» Assignment:
From the first line to the last, restate every record word for word, leaving out the pictures.

(Entries from a dataset of interfaces)
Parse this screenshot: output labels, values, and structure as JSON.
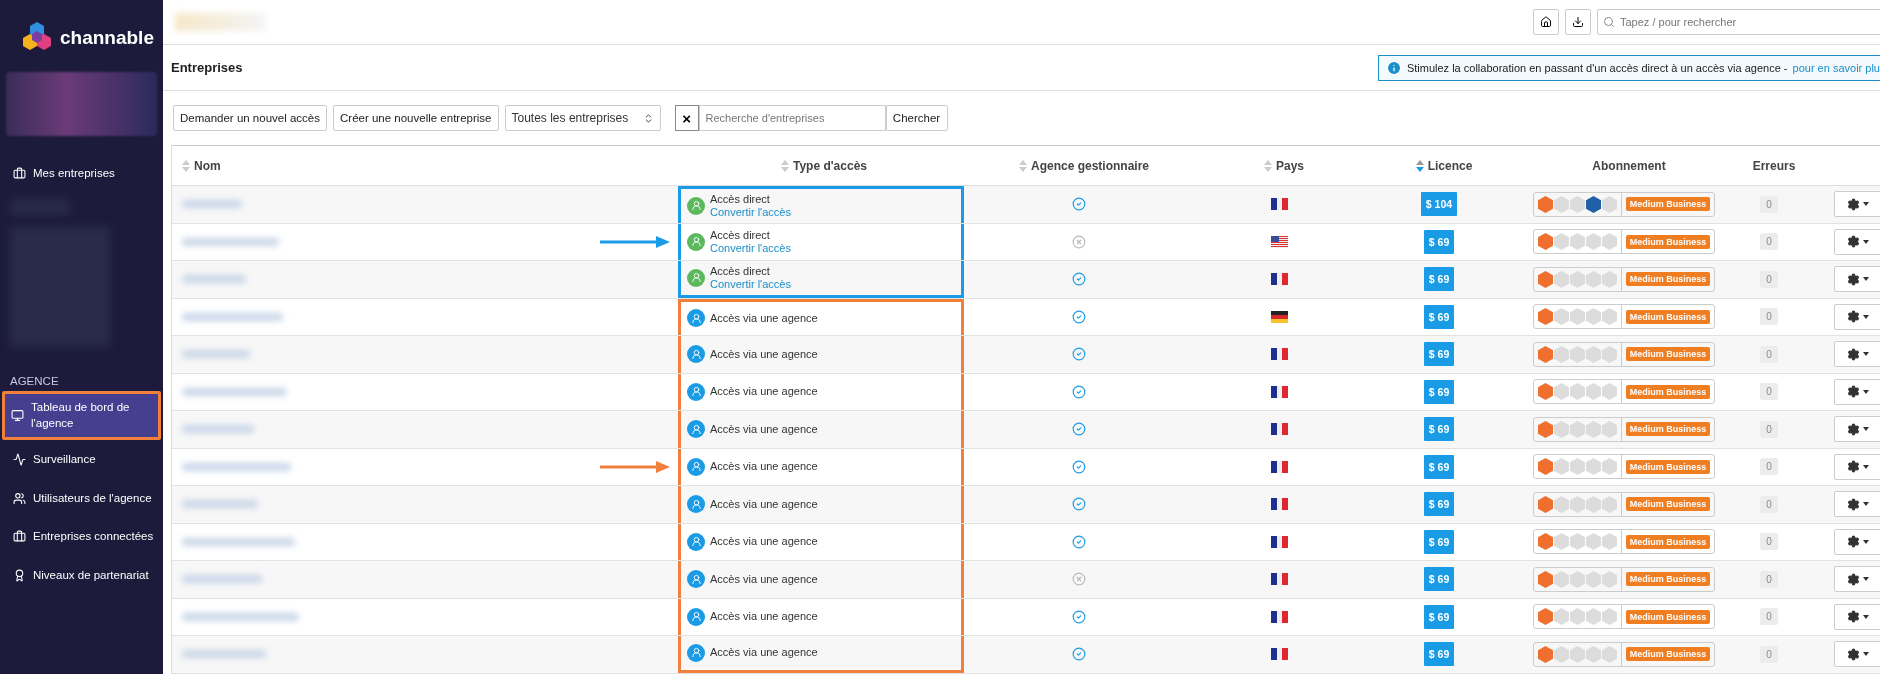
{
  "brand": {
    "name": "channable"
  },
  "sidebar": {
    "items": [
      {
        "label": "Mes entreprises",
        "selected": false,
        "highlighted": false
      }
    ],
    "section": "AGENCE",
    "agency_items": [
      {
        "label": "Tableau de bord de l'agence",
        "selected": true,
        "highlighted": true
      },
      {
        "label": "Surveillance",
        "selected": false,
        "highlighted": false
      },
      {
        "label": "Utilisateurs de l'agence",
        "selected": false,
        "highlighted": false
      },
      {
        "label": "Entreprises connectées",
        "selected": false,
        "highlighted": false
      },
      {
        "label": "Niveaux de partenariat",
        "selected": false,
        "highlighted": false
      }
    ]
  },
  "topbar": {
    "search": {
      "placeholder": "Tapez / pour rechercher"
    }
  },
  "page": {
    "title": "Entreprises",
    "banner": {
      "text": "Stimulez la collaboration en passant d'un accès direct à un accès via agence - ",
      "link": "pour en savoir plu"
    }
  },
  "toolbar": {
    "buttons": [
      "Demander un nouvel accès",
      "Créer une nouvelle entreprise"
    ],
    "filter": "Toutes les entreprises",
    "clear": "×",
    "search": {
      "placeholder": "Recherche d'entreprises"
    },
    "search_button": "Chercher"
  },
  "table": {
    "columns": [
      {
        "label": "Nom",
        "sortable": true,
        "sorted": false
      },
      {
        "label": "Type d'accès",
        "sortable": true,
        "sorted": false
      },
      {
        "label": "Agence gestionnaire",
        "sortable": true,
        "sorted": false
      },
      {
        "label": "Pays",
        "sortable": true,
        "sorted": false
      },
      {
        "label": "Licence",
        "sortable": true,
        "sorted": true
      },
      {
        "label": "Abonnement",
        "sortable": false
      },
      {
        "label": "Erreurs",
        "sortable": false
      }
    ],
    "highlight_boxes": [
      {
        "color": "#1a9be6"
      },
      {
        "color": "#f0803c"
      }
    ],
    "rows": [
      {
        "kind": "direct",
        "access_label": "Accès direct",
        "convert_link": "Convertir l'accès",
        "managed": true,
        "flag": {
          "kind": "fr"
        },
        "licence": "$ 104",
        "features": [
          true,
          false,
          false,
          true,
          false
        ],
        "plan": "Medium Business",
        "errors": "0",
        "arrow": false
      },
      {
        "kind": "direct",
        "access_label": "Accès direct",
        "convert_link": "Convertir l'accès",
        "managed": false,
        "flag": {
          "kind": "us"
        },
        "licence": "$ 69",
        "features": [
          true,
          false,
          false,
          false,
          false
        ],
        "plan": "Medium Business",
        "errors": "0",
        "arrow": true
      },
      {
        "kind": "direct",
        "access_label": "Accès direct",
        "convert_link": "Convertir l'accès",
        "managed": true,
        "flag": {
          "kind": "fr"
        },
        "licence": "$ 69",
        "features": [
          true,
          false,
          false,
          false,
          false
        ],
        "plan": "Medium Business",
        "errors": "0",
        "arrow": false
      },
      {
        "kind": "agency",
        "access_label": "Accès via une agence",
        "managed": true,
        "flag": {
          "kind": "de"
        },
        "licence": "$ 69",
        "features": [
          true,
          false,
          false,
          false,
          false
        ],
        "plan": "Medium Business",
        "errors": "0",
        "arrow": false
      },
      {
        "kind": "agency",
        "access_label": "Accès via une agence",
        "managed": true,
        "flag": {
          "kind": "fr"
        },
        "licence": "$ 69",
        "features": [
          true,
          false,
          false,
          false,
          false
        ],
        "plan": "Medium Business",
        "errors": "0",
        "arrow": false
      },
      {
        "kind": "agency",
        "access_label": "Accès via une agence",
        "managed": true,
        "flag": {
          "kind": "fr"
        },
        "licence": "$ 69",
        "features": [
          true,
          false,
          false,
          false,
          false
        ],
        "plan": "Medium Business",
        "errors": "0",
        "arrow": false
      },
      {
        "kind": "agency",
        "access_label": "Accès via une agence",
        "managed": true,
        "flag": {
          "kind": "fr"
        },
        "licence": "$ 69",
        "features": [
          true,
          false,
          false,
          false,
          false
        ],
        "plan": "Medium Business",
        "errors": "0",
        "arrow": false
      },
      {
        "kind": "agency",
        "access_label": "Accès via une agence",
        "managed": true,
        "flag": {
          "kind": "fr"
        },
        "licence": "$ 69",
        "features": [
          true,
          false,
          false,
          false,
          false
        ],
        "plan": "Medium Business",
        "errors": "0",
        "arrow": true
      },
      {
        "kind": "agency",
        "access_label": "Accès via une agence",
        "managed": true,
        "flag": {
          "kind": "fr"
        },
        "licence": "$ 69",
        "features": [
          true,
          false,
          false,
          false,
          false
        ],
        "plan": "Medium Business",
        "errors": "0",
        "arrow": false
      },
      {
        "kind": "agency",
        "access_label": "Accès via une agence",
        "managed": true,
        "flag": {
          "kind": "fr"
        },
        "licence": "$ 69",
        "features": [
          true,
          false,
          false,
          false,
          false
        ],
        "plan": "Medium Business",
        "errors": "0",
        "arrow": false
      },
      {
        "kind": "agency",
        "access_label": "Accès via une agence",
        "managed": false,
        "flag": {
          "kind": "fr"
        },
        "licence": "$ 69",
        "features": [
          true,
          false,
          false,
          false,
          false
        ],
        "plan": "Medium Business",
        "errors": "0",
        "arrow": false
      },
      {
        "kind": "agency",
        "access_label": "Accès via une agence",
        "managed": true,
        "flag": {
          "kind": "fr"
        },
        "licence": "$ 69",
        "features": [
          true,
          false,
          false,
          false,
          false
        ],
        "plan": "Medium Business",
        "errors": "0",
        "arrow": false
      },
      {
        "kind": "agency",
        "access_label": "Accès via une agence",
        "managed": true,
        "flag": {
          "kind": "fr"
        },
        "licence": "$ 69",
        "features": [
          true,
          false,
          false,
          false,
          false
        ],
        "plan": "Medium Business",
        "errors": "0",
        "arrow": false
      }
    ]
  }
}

» Task answer:
Parse this screenshot: output labels, values, and structure as JSON.
{
  "brand": {
    "name": "channable"
  },
  "sidebar": {
    "items": [
      {
        "label": "Mes entreprises",
        "selected": false,
        "highlighted": false
      }
    ],
    "section": "AGENCE",
    "agency_items": [
      {
        "label": "Tableau de bord de l'agence",
        "selected": true,
        "highlighted": true
      },
      {
        "label": "Surveillance",
        "selected": false,
        "highlighted": false
      },
      {
        "label": "Utilisateurs de l'agence",
        "selected": false,
        "highlighted": false
      },
      {
        "label": "Entreprises connectées",
        "selected": false,
        "highlighted": false
      },
      {
        "label": "Niveaux de partenariat",
        "selected": false,
        "highlighted": false
      }
    ]
  },
  "topbar": {
    "search": {
      "placeholder": "Tapez / pour rechercher"
    }
  },
  "page": {
    "title": "Entreprises",
    "banner": {
      "text": "Stimulez la collaboration en passant d'un accès direct à un accès via agence - ",
      "link": "pour en savoir plu"
    }
  },
  "toolbar": {
    "buttons": [
      "Demander un nouvel accès",
      "Créer une nouvelle entreprise"
    ],
    "filter": "Toutes les entreprises",
    "clear": "×",
    "search": {
      "placeholder": "Recherche d'entreprises"
    },
    "search_button": "Chercher"
  },
  "table": {
    "columns": [
      {
        "label": "Nom",
        "sortable": true,
        "sorted": false
      },
      {
        "label": "Type d'accès",
        "sortable": true,
        "sorted": false
      },
      {
        "label": "Agence gestionnaire",
        "sortable": true,
        "sorted": false
      },
      {
        "label": "Pays",
        "sortable": true,
        "sorted": false
      },
      {
        "label": "Licence",
        "sortable": true,
        "sorted": true
      },
      {
        "label": "Abonnement",
        "sortable": false
      },
      {
        "label": "Erreurs",
        "sortable": false
      }
    ],
    "highlight_boxes": [
      {
        "color": "#1a9be6"
      },
      {
        "color": "#f0803c"
      }
    ],
    "rows": [
      {
        "kind": "direct",
        "access_label": "Accès direct",
        "convert_link": "Convertir l'accès",
        "managed": true,
        "flag": {
          "kind": "fr"
        },
        "licence": "$ 104",
        "features": [
          true,
          false,
          false,
          true,
          false
        ],
        "plan": "Medium Business",
        "errors": "0",
        "arrow": false
      },
      {
        "kind": "direct",
        "access_label": "Accès direct",
        "convert_link": "Convertir l'accès",
        "managed": false,
        "flag": {
          "kind": "us"
        },
        "licence": "$ 69",
        "features": [
          true,
          false,
          false,
          false,
          false
        ],
        "plan": "Medium Business",
        "errors": "0",
        "arrow": true
      },
      {
        "kind": "direct",
        "access_label": "Accès direct",
        "convert_link": "Convertir l'accès",
        "managed": true,
        "flag": {
          "kind": "fr"
        },
        "licence": "$ 69",
        "features": [
          true,
          false,
          false,
          false,
          false
        ],
        "plan": "Medium Business",
        "errors": "0",
        "arrow": false
      },
      {
        "kind": "agency",
        "access_label": "Accès via une agence",
        "managed": true,
        "flag": {
          "kind": "de"
        },
        "licence": "$ 69",
        "features": [
          true,
          false,
          false,
          false,
          false
        ],
        "plan": "Medium Business",
        "errors": "0",
        "arrow": false
      },
      {
        "kind": "agency",
        "access_label": "Accès via une agence",
        "managed": true,
        "flag": {
          "kind": "fr"
        },
        "licence": "$ 69",
        "features": [
          true,
          false,
          false,
          false,
          false
        ],
        "plan": "Medium Business",
        "errors": "0",
        "arrow": false
      },
      {
        "kind": "agency",
        "access_label": "Accès via une agence",
        "managed": true,
        "flag": {
          "kind": "fr"
        },
        "licence": "$ 69",
        "features": [
          true,
          false,
          false,
          false,
          false
        ],
        "plan": "Medium Business",
        "errors": "0",
        "arrow": false
      },
      {
        "kind": "agency",
        "access_label": "Accès via une agence",
        "managed": true,
        "flag": {
          "kind": "fr"
        },
        "licence": "$ 69",
        "features": [
          true,
          false,
          false,
          false,
          false
        ],
        "plan": "Medium Business",
        "errors": "0",
        "arrow": false
      },
      {
        "kind": "agency",
        "access_label": "Accès via une agence",
        "managed": true,
        "flag": {
          "kind": "fr"
        },
        "licence": "$ 69",
        "features": [
          true,
          false,
          false,
          false,
          false
        ],
        "plan": "Medium Business",
        "errors": "0",
        "arrow": true
      },
      {
        "kind": "agency",
        "access_label": "Accès via une agence",
        "managed": true,
        "flag": {
          "kind": "fr"
        },
        "licence": "$ 69",
        "features": [
          true,
          false,
          false,
          false,
          false
        ],
        "plan": "Medium Business",
        "errors": "0",
        "arrow": false
      },
      {
        "kind": "agency",
        "access_label": "Accès via une agence",
        "managed": true,
        "flag": {
          "kind": "fr"
        },
        "licence": "$ 69",
        "features": [
          true,
          false,
          false,
          false,
          false
        ],
        "plan": "Medium Business",
        "errors": "0",
        "arrow": false
      },
      {
        "kind": "agency",
        "access_label": "Accès via une agence",
        "managed": false,
        "flag": {
          "kind": "fr"
        },
        "licence": "$ 69",
        "features": [
          true,
          false,
          false,
          false,
          false
        ],
        "plan": "Medium Business",
        "errors": "0",
        "arrow": false
      },
      {
        "kind": "agency",
        "access_label": "Accès via une agence",
        "managed": true,
        "flag": {
          "kind": "fr"
        },
        "licence": "$ 69",
        "features": [
          true,
          false,
          false,
          false,
          false
        ],
        "plan": "Medium Business",
        "errors": "0",
        "arrow": false
      },
      {
        "kind": "agency",
        "access_label": "Accès via une agence",
        "managed": true,
        "flag": {
          "kind": "fr"
        },
        "licence": "$ 69",
        "features": [
          true,
          false,
          false,
          false,
          false
        ],
        "plan": "Medium Business",
        "errors": "0",
        "arrow": false
      }
    ]
  }
}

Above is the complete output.